Chamber hears of Bay Area Homeless Shelter

By David Taylor
Managing Editor

HIGHLANDS – The Chamber of Commerce luncheon featured a talk about the Bay Area Homeless Shelter, by its VP Jim Wadzinski.

He told the story of a police chaplain and pastor riding shotgun with officers in ride-alongs and noticing something bothersome. Rev. Mack Cook noticed a lot of homeless folks wandering around the streets of his hometown Baytown, and he wanted to do something about it.

He began picking up some of them and bringing them home with him. Every weekend, he’d have five, six or seven people in his house who he and his wife Bettye fed and welcomed with open arms. After six months, however, they both knew this wasn’t a good idea and began to look for a place where they could provide more help on a permanent basis.

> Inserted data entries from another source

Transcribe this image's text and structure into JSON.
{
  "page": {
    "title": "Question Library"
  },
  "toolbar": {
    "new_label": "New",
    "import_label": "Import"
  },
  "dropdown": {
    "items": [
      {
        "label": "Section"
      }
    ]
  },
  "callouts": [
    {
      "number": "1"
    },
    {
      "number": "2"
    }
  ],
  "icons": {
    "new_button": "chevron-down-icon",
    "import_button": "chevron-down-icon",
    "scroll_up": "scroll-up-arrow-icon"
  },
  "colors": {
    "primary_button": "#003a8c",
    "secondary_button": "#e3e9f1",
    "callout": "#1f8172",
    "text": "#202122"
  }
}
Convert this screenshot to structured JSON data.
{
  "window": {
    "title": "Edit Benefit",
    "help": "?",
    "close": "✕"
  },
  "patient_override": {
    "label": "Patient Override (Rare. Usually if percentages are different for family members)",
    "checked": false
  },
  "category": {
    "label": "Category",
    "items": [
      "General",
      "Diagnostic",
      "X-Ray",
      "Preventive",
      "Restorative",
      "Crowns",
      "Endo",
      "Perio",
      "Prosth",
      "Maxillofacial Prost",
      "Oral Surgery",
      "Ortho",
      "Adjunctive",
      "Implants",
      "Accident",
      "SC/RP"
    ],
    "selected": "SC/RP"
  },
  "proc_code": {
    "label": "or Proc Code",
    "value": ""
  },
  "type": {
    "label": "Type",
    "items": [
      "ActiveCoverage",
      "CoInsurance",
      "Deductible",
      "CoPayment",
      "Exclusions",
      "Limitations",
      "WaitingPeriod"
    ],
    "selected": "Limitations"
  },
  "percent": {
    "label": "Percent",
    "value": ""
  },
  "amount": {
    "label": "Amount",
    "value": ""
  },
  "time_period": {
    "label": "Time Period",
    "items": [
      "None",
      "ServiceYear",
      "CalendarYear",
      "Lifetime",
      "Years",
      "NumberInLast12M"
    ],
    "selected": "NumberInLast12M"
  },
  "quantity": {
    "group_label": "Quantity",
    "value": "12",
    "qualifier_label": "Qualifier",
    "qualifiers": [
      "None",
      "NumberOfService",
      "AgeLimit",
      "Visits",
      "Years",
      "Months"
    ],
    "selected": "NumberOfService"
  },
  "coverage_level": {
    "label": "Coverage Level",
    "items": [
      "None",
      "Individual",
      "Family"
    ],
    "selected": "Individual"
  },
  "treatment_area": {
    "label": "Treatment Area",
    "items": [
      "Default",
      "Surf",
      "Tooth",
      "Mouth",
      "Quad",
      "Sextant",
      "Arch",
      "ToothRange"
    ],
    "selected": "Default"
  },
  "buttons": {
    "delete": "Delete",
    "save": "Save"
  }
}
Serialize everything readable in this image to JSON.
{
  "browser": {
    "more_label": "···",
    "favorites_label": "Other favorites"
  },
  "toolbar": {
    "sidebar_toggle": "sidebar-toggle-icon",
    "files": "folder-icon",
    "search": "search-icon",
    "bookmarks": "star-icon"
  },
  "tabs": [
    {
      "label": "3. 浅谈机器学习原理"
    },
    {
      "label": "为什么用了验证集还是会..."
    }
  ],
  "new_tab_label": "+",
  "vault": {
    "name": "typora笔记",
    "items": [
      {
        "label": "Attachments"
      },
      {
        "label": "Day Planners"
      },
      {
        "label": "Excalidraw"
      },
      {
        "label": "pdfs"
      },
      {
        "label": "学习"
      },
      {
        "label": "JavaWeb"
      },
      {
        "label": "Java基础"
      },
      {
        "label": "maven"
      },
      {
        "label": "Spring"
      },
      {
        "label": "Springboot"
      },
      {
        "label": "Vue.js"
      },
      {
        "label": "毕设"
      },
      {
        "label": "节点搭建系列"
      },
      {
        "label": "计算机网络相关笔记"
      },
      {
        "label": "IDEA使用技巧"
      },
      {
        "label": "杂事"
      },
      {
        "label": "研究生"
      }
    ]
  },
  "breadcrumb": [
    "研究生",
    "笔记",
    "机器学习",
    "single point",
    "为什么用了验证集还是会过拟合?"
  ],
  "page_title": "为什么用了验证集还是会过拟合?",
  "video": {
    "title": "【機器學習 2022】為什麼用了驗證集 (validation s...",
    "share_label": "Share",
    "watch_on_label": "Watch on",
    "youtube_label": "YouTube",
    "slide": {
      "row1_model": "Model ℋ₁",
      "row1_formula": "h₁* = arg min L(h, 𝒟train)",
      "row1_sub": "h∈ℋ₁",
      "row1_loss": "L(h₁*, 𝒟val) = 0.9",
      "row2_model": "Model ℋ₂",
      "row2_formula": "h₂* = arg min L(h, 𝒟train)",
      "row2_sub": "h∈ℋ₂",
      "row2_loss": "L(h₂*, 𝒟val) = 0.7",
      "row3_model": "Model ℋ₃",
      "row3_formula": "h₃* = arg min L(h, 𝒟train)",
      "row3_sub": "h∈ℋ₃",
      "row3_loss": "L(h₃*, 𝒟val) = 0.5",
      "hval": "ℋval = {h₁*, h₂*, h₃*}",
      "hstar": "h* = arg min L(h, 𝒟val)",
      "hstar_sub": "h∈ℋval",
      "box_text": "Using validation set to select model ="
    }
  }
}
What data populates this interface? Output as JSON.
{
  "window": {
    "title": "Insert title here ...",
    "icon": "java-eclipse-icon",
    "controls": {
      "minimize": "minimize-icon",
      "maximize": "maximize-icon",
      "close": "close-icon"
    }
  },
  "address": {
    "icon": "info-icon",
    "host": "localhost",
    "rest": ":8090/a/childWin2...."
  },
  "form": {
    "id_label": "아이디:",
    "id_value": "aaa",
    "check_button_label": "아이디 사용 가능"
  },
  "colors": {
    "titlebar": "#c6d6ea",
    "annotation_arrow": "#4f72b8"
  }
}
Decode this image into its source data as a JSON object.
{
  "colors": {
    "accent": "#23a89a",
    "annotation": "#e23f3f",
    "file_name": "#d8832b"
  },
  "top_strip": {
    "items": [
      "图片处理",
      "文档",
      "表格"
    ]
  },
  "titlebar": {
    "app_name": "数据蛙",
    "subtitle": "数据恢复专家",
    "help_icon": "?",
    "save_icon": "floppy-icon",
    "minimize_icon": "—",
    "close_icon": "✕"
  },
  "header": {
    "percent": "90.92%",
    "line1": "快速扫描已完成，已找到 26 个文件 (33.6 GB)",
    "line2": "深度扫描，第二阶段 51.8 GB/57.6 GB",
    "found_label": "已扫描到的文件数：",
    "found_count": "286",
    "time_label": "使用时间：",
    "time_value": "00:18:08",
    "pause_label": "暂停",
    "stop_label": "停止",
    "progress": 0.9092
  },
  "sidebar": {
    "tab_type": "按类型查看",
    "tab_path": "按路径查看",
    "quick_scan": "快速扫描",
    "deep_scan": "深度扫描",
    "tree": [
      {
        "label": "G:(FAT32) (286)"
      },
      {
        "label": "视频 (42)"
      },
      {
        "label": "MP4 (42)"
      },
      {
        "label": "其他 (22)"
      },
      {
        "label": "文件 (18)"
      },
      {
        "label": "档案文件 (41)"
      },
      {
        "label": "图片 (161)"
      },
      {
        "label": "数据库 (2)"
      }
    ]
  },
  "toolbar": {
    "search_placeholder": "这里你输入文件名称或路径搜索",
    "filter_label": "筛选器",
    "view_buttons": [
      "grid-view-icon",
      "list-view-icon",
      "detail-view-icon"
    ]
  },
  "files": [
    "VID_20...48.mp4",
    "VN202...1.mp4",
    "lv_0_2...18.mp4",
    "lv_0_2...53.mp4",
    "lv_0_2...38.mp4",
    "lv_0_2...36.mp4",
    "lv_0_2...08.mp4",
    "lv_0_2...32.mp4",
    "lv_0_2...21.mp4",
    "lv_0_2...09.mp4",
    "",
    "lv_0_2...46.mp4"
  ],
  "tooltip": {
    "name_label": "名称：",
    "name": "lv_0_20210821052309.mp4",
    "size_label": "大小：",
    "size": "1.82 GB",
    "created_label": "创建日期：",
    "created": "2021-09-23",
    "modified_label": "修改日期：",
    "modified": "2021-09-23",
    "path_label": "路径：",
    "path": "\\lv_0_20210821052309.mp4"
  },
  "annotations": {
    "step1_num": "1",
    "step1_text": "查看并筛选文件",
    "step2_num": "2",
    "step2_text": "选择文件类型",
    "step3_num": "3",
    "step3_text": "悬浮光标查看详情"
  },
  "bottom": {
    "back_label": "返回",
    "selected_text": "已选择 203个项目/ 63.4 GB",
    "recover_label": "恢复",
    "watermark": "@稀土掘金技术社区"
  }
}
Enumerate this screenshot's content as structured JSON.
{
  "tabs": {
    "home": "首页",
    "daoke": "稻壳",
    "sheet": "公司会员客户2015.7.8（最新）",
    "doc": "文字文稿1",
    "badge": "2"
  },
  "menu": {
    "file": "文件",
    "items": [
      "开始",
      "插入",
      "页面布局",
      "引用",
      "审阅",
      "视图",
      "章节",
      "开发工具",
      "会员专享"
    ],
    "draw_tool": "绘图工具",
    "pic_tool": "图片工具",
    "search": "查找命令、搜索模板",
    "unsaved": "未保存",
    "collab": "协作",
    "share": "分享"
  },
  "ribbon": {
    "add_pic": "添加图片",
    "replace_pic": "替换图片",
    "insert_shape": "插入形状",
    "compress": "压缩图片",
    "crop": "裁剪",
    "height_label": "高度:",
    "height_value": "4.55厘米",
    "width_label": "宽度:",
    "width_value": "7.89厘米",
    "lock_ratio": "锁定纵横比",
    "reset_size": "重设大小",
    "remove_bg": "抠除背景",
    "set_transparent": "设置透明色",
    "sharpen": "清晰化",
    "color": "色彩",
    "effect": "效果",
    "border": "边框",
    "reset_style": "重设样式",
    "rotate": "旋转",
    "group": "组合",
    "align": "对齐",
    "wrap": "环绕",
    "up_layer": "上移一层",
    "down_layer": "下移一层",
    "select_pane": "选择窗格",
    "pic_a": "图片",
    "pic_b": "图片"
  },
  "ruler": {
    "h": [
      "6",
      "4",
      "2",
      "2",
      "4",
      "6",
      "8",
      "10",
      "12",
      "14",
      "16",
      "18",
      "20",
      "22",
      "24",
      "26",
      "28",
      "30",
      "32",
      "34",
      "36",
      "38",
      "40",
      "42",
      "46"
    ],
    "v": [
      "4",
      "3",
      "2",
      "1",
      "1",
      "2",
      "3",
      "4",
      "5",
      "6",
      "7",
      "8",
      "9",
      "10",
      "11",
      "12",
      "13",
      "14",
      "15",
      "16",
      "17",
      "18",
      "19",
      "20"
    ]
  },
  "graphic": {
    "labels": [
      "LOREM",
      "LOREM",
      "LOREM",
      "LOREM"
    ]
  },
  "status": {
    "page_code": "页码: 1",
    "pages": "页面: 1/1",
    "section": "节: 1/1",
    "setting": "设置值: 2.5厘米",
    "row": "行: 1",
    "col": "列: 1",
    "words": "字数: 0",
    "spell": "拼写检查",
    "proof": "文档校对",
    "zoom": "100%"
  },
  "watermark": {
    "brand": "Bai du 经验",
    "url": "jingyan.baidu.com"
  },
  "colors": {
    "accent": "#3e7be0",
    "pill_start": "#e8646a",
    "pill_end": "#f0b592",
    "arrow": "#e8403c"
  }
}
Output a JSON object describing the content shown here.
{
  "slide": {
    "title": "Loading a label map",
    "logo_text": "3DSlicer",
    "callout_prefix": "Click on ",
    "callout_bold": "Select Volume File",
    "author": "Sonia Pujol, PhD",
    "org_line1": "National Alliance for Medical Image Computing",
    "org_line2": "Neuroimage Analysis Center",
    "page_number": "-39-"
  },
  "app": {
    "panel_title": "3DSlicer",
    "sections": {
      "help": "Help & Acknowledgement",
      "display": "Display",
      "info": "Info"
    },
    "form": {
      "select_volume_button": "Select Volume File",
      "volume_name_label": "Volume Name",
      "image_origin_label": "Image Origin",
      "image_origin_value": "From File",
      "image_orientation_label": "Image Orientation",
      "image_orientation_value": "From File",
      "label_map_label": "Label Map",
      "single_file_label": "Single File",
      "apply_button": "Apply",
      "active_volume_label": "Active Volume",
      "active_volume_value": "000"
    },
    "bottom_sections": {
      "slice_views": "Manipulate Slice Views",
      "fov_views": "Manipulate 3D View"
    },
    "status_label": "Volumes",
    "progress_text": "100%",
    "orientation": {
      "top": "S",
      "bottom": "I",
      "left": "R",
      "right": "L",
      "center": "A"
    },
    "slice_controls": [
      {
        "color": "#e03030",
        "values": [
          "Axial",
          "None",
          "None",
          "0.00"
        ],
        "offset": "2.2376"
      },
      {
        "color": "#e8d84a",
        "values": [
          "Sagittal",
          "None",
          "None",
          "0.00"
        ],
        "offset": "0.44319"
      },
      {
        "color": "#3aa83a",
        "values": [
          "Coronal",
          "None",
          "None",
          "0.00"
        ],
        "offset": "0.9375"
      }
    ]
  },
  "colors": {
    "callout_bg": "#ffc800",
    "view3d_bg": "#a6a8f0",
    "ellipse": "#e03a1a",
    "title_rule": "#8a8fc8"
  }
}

“They moved into a house on Wisconsin Street in old Baytown and named their homeless encampment Sheltering Arms,” said Jim Wadzinski, vice president of the board of the charity, to attendees at the Highlands Chamber of Commerce luncheon.

It was later renamed to Bay Area Homeless Shelter Services and since 1983 has been a viable resource to the citizens of Baytown.

Cook passed away in 2009, but the work he began continues to thrive and grow in his absence.

It’s the only full-service shelter that provides services to the homeless in east Harris, Liberty, and Chambers counties, but not in the same sense one might normally think of a shelter.

“When you say homeless shelter, you might think of something a little more along the line of Star of Hope in Houston where you show up at 5 p.m., receive a bed if it’s available for the night, take a shower, be fed a hot meal, and by 7 a.m. the next day, you’re out on the street on your own again,” Wadzinski said. “That’s not how Bay Area works.”

He described the vision of Cook as a place with more comprehensive services to give the homeless a lift back onto their feet and return them as a functioning member of society and contributing members.

In terms of financial impact, Wadzinski said they estimated the residents returning to the community impacted the local economy by up to $1 million in revenue.

“That includes rental properties, goods and services, transportation, and much more,” he said, “which makes us a vital resource to the town.”

The ministry expanded from the one building on Wisconsin Street now to three buildings. The administration building which houses the offices is about 100 years old. The men’s shelter next door is also 100 years old, and the women’s shelter is behind the administration building and is a younger building.

The Britton-Fuller Family Center Program was opened in 2016 and can house six intact families of five members at any given time. The facility helps the shelter abide by federal requirements and allow families to remain together.

“We had a sad case of a 19-year-old lady working for McDonalds making about $12 an hour. Her mom and dad were killed in a car accident and as the only child, she’s now left with the house and a mortgage payment. She was able to make her mortgage payments, but the city of Houston came in and condemned the house and tore it down. She now has no place to live and is still saddled with the mortgage. She now must pay for a house that doesn’t exist,” Wadzinski said.

She ended up sleeping in her car and found her way to Bay Area Homeless, where she receives help.

“We ran her through our program, got her enrolled in Lee College in their carpenter apprentice program. Nine months later, she left with her certification and is roughly earning $30 an hour,” he said.

In another case, a young lady from the East Coast had gone through a divorce and was wanting to move to get away from her circumstances. She came to Houston with her daughter and was hired as a teacher in Channelview ISD. She had paid a deposit on a rental house, but the house wasn’t available, and she couldn’t get her money back.

“She’s stuck here with no money in the bank, and no check from her job for another two to four weeks. She’s looking at no income for the next six weeks. After a few paychecks, she had earned enough to rent an apartment. We were able to provide a safe place for her and the child during that time.”

Depending on their length of stay, Wadzinski said the organization can assist them with job searches and writing resumes, teach them financial literacy, and help with other life skills.

“Sometimes it’s as simple as trying to help them get an ID, or get them access to a phone, or computer,” he said.

In 2023, BAHS helped 30 unemployed adults find employment with 26 different employers in the area, adding up to $787,000 added to the local economy.

The shelter is experiencing an operational funds crisis with the inability to increase wages for their caseworkers and pay for food and supplies.

“We operate 24/7 and 365 days per year,” he said.

Residents do their part in sharing chores around the shelter, but Wadzinski pointed to the aging buildings and high maintenance.

“They were never built for something like this,” he said.

A capital campaign is underway led by Steve Don Carlos, and he’s asking everyone in the community to pitch in and help.

They are planning a fundraiser at the Hyatt Regency on February 24. To learn more about how to help the shelter, visit their website at www.